* [DIRECTIONS]:
Check every line below for the word "with" and show those that hold it.
⁂
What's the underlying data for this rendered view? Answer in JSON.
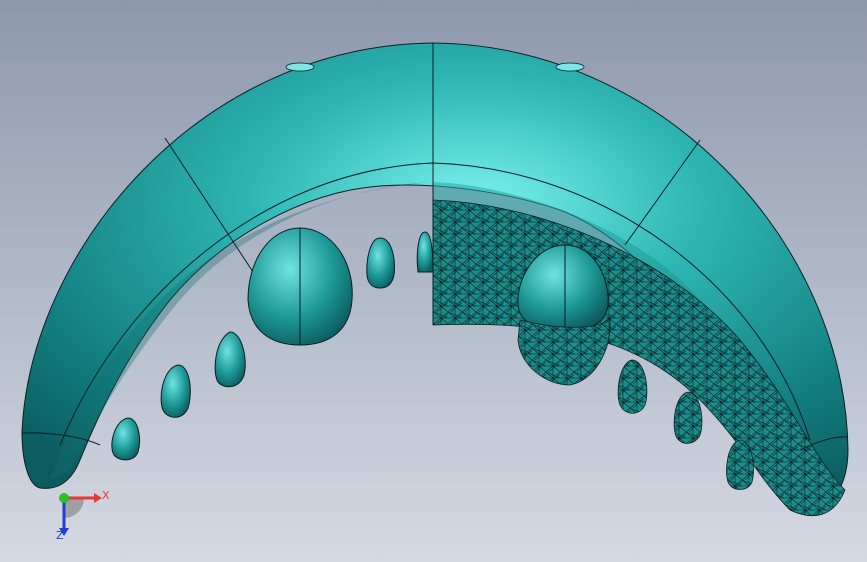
{
  "viewport": {
    "background_top": "#8e98ac",
    "background_bottom": "#d5d9e2"
  },
  "model": {
    "name": "arch-with-teeth",
    "color": "#1f9a9a",
    "highlight_color": "#6fe6e2",
    "edge_color": "#0b1f22",
    "left_half_display": "shaded-with-edges",
    "right_half_display": "mesh"
  },
  "triad": {
    "x_label": "X",
    "z_label": "Z",
    "x_color": "#e53935",
    "y_color": "#2bbf2b",
    "z_color": "#1e3fd1"
  }
}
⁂
* [ANSWER BOX]:
    "name": "arch-with-teeth",
    "left_half_display": "shaded-with-edges",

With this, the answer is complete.